As of September 2nd, public access at the Beach Lake Property adjacent to Lower Elwha Klallam Tribal lands has been revoked. According to the Facebook post from the Coastal Watershed Institute, who are the land owners and property managers: “We are experiencing unprecedented and unsustainable public pressure on our shorelines along the north Olympic Peninsula, including at the Beach Lake Ecosystem Restoration site. For the safety of our community and the Beach Lake site, which is an important Elwha nearshore ecosystem restoration site *NOT A PARK*, the site is closed to all public use. Violators will be cited for trespass, and vehicles will be ticketed and towed. Do your part: Please spread the word, respect the community and CWI’s ongoing efforts to protect what matters, and make sure your actions contribute to sustaining these coastal areas.”
This is an unfortunate development that didn’t need to happen if people had simply followed guidelines and been more respectful by recreating responsibly. Recreating responsibly starts with knowing before you go, making a plan, and following rules/respecting closures, learn more at recreateresponsibly.org and more in the image below.
Coastal access along the Strait of Juan de Fuca is already constrained, and this will further challenge other areas with effort shift and potential for increased visitation.

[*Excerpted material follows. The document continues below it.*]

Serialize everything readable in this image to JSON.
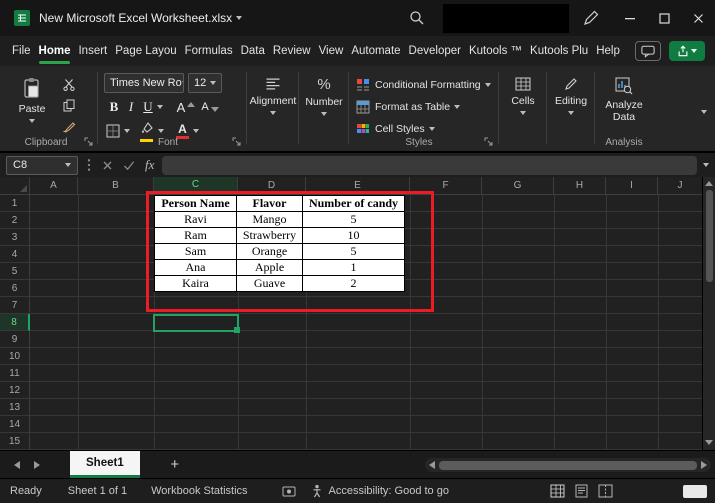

In the Salish Sea, beach access law is a complicated topic as highlighted in the recent blog post by Christopher Dunagan of the Puget Sound Institute. Learn more about beach access for Washington in general via the Surfrider Beachapedia State of The Beach Report for Washington.
The Olympic Peninsula Chapter has been making attempts to raise awareness about the challenges to coastal access on the Strait and promote responsible recreation over the past 2 years. They recently published a beach access and camping guide to the Olympic Peninsula in efforts to promote best practices and #PROTECTaccess. As Summer transitions towards Fall and the North Pacific swells begin to make their way up the Strait, this info and guidance will be key to preserving access for the enjoyment of all for years to come. Many beaches that you are welcome to explore are managed by the tribes, the county, and the state. However, access to some beaches that are privately owned are granted by the permission of the private landowners. These spots are unique in both their ecological offerings and the partnership between the stewards and the visitors to these places, THAT INCLUDES YOU.